Free. Independent. News.
COVID-19, economic analysis, in-depth government reporting.
Our local journalists cover Montana for you.
Get updates daily in your inbox.
Two campaign finance watchdog groups are calling on the IRS to investigate American Tradition Partnership, the “dark money” group at the center of a ProPublica/Frontline investigation last fall.
According to the letter from the watchdog groups:
“…the apparently false information included misrepresentations made to the IRS by WRP in urging expedited approval of its application and misrepresentations in its application to the IRS, asserting that it would not participate or intervene in elections.”
According to Democracy 21 President Fred Wertheimer:
“This is yet another case where a group apparently has claimed status as a section 501(c)(4) “social welfare” organization in order to keep secret from the American people the donors financing its campaign activities. According to news reports published by ProPublica and Frontline, American Tradition Partnership (ATP) appears to have knowingly misled the IRS about its campaign activities and knowingly submitted false information to the IRS to obtain its tax-exempt status on an expedited basis.”
The groups are calling on the IRS to investigate and “take appropriate action against ATP.”
According to the letter submitted to the IRS Tuesday, WTP submitted its Form 1024, Application for Recognition of Exemption under Section 501(a), to the IRS on July 21, 2008.
A report by ProPublica and Frontline found that WTP submitted a letter to the IRS on September 29, 2008, while their IRS application was still pending, requesting that the IRS expedite processing of its application. According to the report, the request for expedition stated that Jacob Jabs, who was described as the organization’s “primary donor,” had promised to make a $300,000 donation to the group but only if WTP received recognition from the IRS for tax-exempt status by September 29, 2008. Id.
The letter from the watchdog groups continued:
The letter further said, however, that Jabs had extended his deadline, and said he “will give us the grant if we receive our tax exempt status by October 15, 2008. If we have not received our tax exempt status by this date, Mr. Jabs has assured us that he will no longer contribute said amount and instead will direct his donation to other organizations.”
According to the ProPublica/Frontline report, the IRS responded to WTP the next day, Sept. 30, 2008, and said that the request for expedited consideration would be granted.
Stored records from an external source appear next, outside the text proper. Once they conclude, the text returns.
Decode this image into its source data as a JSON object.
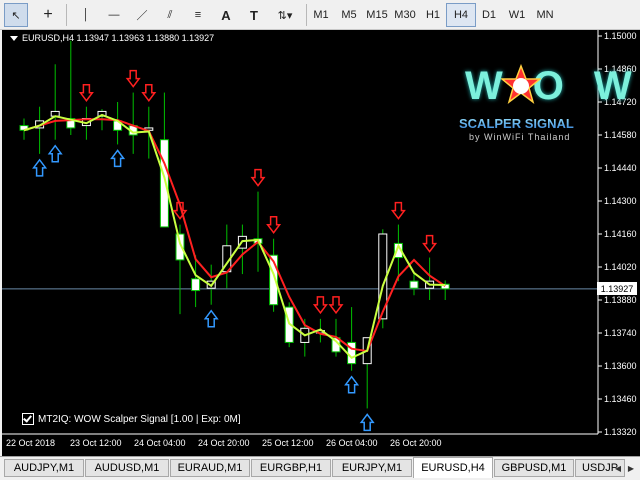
{
  "toolbar": {
    "tools": [
      {
        "name": "cursor-tool",
        "glyph": "↖"
      },
      {
        "name": "crosshair-tool",
        "glyph": "+"
      },
      {
        "name": "vertical-line-tool",
        "glyph": "│"
      },
      {
        "name": "horizontal-line-tool",
        "glyph": "—"
      },
      {
        "name": "trendline-tool",
        "glyph": "／"
      },
      {
        "name": "equidistant-channel-tool",
        "glyph": "⫽"
      },
      {
        "name": "fibonacci-tool",
        "glyph": "≡"
      },
      {
        "name": "text-tool",
        "glyph": "A"
      },
      {
        "name": "text-label-tool",
        "glyph": "T"
      },
      {
        "name": "arrows-tool",
        "glyph": "⇅▾"
      }
    ],
    "timeframes": [
      "M1",
      "M5",
      "M15",
      "M30",
      "H1",
      "H4",
      "D1",
      "W1",
      "MN"
    ],
    "active_timeframe": "H4"
  },
  "chart": {
    "header": "EURUSD,H4  1.13947 1.13963 1.13880 1.13927",
    "price_ticks": [
      "1.15000",
      "1.14860",
      "1.14720",
      "1.14580",
      "1.14440",
      "1.14300",
      "1.14160",
      "1.14020",
      "1.13880",
      "1.13740",
      "1.13600",
      "1.13460",
      "1.13320"
    ],
    "current_price": "1.13927",
    "time_ticks": [
      "22 Oct 2018",
      "23 Oct 12:00",
      "24 Oct 04:00",
      "24 Oct 20:00",
      "25 Oct 12:00",
      "26 Oct 04:00",
      "26 Oct 20:00"
    ],
    "signal_label": "MT2IQ: WOW Scalper Signal [1.00 | Exp: 0M]",
    "logo": {
      "wow": "WOW",
      "scalper": "SCALPER SIGNAL",
      "by": "by WinWiFi Thailand"
    },
    "colors": {
      "bull": "#ffffff",
      "bear": "#ffffff",
      "wick": "#00c000",
      "ma_red": "#ff2020",
      "ma_yellow": "#c8ff40",
      "arrow_up": "#3399ff",
      "arrow_down": "#ff2020",
      "current_line": "#6a8aa8"
    }
  },
  "chart_data": {
    "type": "candlestick",
    "symbol": "EURUSD",
    "timeframe": "H4",
    "ylim": [
      1.1332,
      1.15
    ],
    "candles": [
      {
        "o": 1.1462,
        "h": 1.1465,
        "l": 1.1456,
        "c": 1.146
      },
      {
        "o": 1.1461,
        "h": 1.147,
        "l": 1.145,
        "c": 1.1464
      },
      {
        "o": 1.1466,
        "h": 1.1488,
        "l": 1.1456,
        "c": 1.1468
      },
      {
        "o": 1.1465,
        "h": 1.1498,
        "l": 1.1458,
        "c": 1.1461
      },
      {
        "o": 1.1462,
        "h": 1.147,
        "l": 1.1456,
        "c": 1.1465
      },
      {
        "o": 1.1466,
        "h": 1.1469,
        "l": 1.146,
        "c": 1.1468
      },
      {
        "o": 1.1464,
        "h": 1.1472,
        "l": 1.1454,
        "c": 1.146
      },
      {
        "o": 1.1462,
        "h": 1.1476,
        "l": 1.145,
        "c": 1.1458
      },
      {
        "o": 1.146,
        "h": 1.147,
        "l": 1.1448,
        "c": 1.1461
      },
      {
        "o": 1.1456,
        "h": 1.1476,
        "l": 1.144,
        "c": 1.1419
      },
      {
        "o": 1.1416,
        "h": 1.142,
        "l": 1.1382,
        "c": 1.1405
      },
      {
        "o": 1.1397,
        "h": 1.1407,
        "l": 1.1385,
        "c": 1.1392
      },
      {
        "o": 1.1393,
        "h": 1.1403,
        "l": 1.1386,
        "c": 1.1396
      },
      {
        "o": 1.14,
        "h": 1.142,
        "l": 1.1393,
        "c": 1.1411
      },
      {
        "o": 1.141,
        "h": 1.142,
        "l": 1.1399,
        "c": 1.1415
      },
      {
        "o": 1.1414,
        "h": 1.1434,
        "l": 1.14,
        "c": 1.1412
      },
      {
        "o": 1.1407,
        "h": 1.1414,
        "l": 1.1383,
        "c": 1.1386
      },
      {
        "o": 1.1385,
        "h": 1.1387,
        "l": 1.1368,
        "c": 1.137
      },
      {
        "o": 1.137,
        "h": 1.138,
        "l": 1.1364,
        "c": 1.1376
      },
      {
        "o": 1.1374,
        "h": 1.138,
        "l": 1.137,
        "c": 1.1375
      },
      {
        "o": 1.1372,
        "h": 1.138,
        "l": 1.1364,
        "c": 1.1366
      },
      {
        "o": 1.137,
        "h": 1.1385,
        "l": 1.1358,
        "c": 1.1361
      },
      {
        "o": 1.1361,
        "h": 1.1372,
        "l": 1.1342,
        "c": 1.1372
      },
      {
        "o": 1.138,
        "h": 1.1418,
        "l": 1.1376,
        "c": 1.1416
      },
      {
        "o": 1.1412,
        "h": 1.142,
        "l": 1.1396,
        "c": 1.1406
      },
      {
        "o": 1.1396,
        "h": 1.14,
        "l": 1.139,
        "c": 1.1393
      },
      {
        "o": 1.1393,
        "h": 1.1406,
        "l": 1.1388,
        "c": 1.1396
      },
      {
        "o": 1.13947,
        "h": 1.13963,
        "l": 1.1388,
        "c": 1.13927
      }
    ],
    "buy_signals": [
      1,
      2,
      6,
      12,
      21,
      22
    ],
    "sell_signals": [
      4,
      7,
      8,
      10,
      15,
      16,
      19,
      20,
      24,
      26
    ]
  },
  "tabs": {
    "items": [
      "AUDJPY,M1",
      "AUDUSD,M1",
      "EURAUD,M1",
      "EURGBP,H1",
      "EURJPY,M1",
      "EURUSD,H4",
      "GBPUSD,M1",
      "USDJP"
    ],
    "active": "EURUSD,H4"
  }
}
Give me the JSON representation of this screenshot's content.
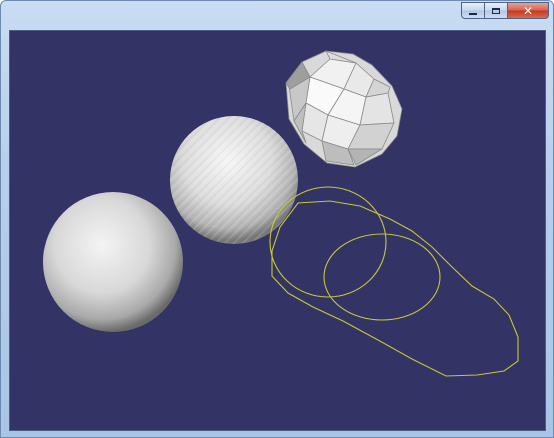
{
  "window": {
    "title": "",
    "buttons": {
      "minimize": "minimize",
      "maximize": "maximize",
      "close": "close"
    }
  },
  "viewport": {
    "background": "#333366",
    "wire_color": "#c8c832",
    "objects": [
      "smooth-sphere",
      "tessellated-sphere",
      "icosahedron",
      "wireframe-circles"
    ]
  },
  "icons": {
    "minimize": "minimize-icon",
    "maximize": "maximize-icon",
    "close": "close-icon"
  }
}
Tax-exempt status as a section 501(c)(4) “social welfare” organization was granted to WTP two days later on Oct. 2, 2008.
A subsequent ProPublica and Frontline report on Oct. 30 2012, said Jabs later said “he had never pledged money to the group, and never even been in contract with them until press stories appeared naming him.”
The ProPublica/Frontline story states:
“I think they just grabbed my name out of a hat to forward their agenda,” Jabs told us. “I know nothing about the group, never heard of them, never have heard of them until the last few days, and I did not, absolutely did not, commit $300,000 to start this company.” (Jabs also spoke with the Bozeman Daily Chronicle, again denying any connection to the group.)
A subsequent release of WTP’s bank records as a result of state court litigation in Montana “show[ed] no money came in from the man WTP claimed as its primary donor when it asked the IRS to expedite the approval of its application,” ProPublica/Frontline reported.
According to the letter:
Assuming the ProPublica/Frontline reports are correct, the IRS agreed to expedited processing of WTP’s application for tax-exempt status that resulted in its approval, based on apparent material fraudulent information that WTP provided to the IRS and that WTP had to know was false.
On these grounds alone, the section 501(c)(4) tax-exempt status of WTP should be revoked and the IRS should consider what, if any, other actions it should take against WTP. The IRS should also forward any relevant information in this case to the Department of Justice so the Department can determine what, if any, action it should take against WTP for apparently submitting material false information to a federal agency in order to obtain action by the agency.
You can read the entire press release and the letter here.